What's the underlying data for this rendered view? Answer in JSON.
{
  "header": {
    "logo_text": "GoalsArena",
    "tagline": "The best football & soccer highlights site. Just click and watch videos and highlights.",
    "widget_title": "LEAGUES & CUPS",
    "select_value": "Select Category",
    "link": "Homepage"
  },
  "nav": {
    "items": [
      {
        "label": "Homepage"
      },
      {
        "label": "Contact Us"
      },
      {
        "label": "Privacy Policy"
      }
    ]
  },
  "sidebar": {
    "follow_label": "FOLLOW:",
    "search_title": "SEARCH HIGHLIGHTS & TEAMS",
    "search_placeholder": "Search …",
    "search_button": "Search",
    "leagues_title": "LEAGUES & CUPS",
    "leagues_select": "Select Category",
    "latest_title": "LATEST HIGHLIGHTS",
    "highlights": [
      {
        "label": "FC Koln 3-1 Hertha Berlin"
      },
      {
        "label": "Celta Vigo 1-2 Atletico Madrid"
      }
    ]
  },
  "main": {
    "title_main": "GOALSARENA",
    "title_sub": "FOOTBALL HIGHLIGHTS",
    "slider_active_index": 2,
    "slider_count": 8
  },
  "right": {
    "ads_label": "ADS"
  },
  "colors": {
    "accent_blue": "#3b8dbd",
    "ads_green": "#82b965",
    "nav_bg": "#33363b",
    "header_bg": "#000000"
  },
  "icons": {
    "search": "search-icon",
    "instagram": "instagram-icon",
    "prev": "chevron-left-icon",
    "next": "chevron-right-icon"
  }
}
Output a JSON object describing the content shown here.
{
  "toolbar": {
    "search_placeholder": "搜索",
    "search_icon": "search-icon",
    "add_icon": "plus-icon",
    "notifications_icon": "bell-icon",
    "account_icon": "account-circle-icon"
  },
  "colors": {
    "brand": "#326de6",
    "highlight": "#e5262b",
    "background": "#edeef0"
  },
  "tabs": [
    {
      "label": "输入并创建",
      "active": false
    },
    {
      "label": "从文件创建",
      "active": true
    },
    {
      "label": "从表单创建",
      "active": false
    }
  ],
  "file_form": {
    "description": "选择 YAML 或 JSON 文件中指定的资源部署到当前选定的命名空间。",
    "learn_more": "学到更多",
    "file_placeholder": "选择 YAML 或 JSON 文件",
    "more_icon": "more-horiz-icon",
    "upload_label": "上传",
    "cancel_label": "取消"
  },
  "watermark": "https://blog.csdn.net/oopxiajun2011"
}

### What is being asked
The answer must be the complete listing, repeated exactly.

### Result
What's the underlying data for this rendered view? Answer in JSON.
{
  "header": {
    "logo_text": "GoalsArena",
    "tagline": "The best football & soccer highlights site. Just click and watch videos and highlights.",
    "widget_title": "LEAGUES & CUPS",
    "select_value": "Select Category",
    "link": "Homepage"
  },
  "nav": {
    "items": [
      {
        "label": "Homepage"
      },
      {
        "label": "Contact Us"
      },
      {
        "label": "Privacy Policy"
      }
    ]
  },
  "sidebar": {
    "follow_label": "FOLLOW:",
    "search_title": "SEARCH HIGHLIGHTS & TEAMS",
    "search_placeholder": "Search …",
    "search_button": "Search",
    "leagues_title": "LEAGUES & CUPS",
    "leagues_select": "Select Category",
    "latest_title": "LATEST HIGHLIGHTS",
    "highlights": [
      {
        "label": "FC Koln 3-1 Hertha Berlin"
      },
      {
        "label": "Celta Vigo 1-2 Atletico Madrid"
      }
    ]
  },
  "main": {
    "title_main": "GOALSARENA",
    "title_sub": "FOOTBALL HIGHLIGHTS",
    "slider_active_index": 2,
    "slider_count": 8
  },
  "right": {
    "ads_label": "ADS"
  },
  "colors": {
    "accent_blue": "#3b8dbd",
    "ads_green": "#82b965",
    "nav_bg": "#33363b",
    "header_bg": "#000000"
  },
  "icons": {
    "search": "search-icon",
    "instagram": "instagram-icon",
    "prev": "chevron-left-icon",
    "next": "chevron-right-icon"
  }
}
Output a JSON object describing the content shown here.
{
  "toolbar": {
    "search_placeholder": "搜索",
    "search_icon": "search-icon",
    "add_icon": "plus-icon",
    "notifications_icon": "bell-icon",
    "account_icon": "account-circle-icon"
  },
  "colors": {
    "brand": "#326de6",
    "highlight": "#e5262b",
    "background": "#edeef0"
  },
  "tabs": [
    {
      "label": "输入并创建",
      "active": false
    },
    {
      "label": "从文件创建",
      "active": true
    },
    {
      "label": "从表单创建",
      "active": false
    }
  ],
  "file_form": {
    "description": "选择 YAML 或 JSON 文件中指定的资源部署到当前选定的命名空间。",
    "learn_more": "学到更多",
    "file_placeholder": "选择 YAML 或 JSON 文件",
    "more_icon": "more-horiz-icon",
    "upload_label": "上传",
    "cancel_label": "取消"
  },
  "watermark": "https://blog.csdn.net/oopxiajun2011"
}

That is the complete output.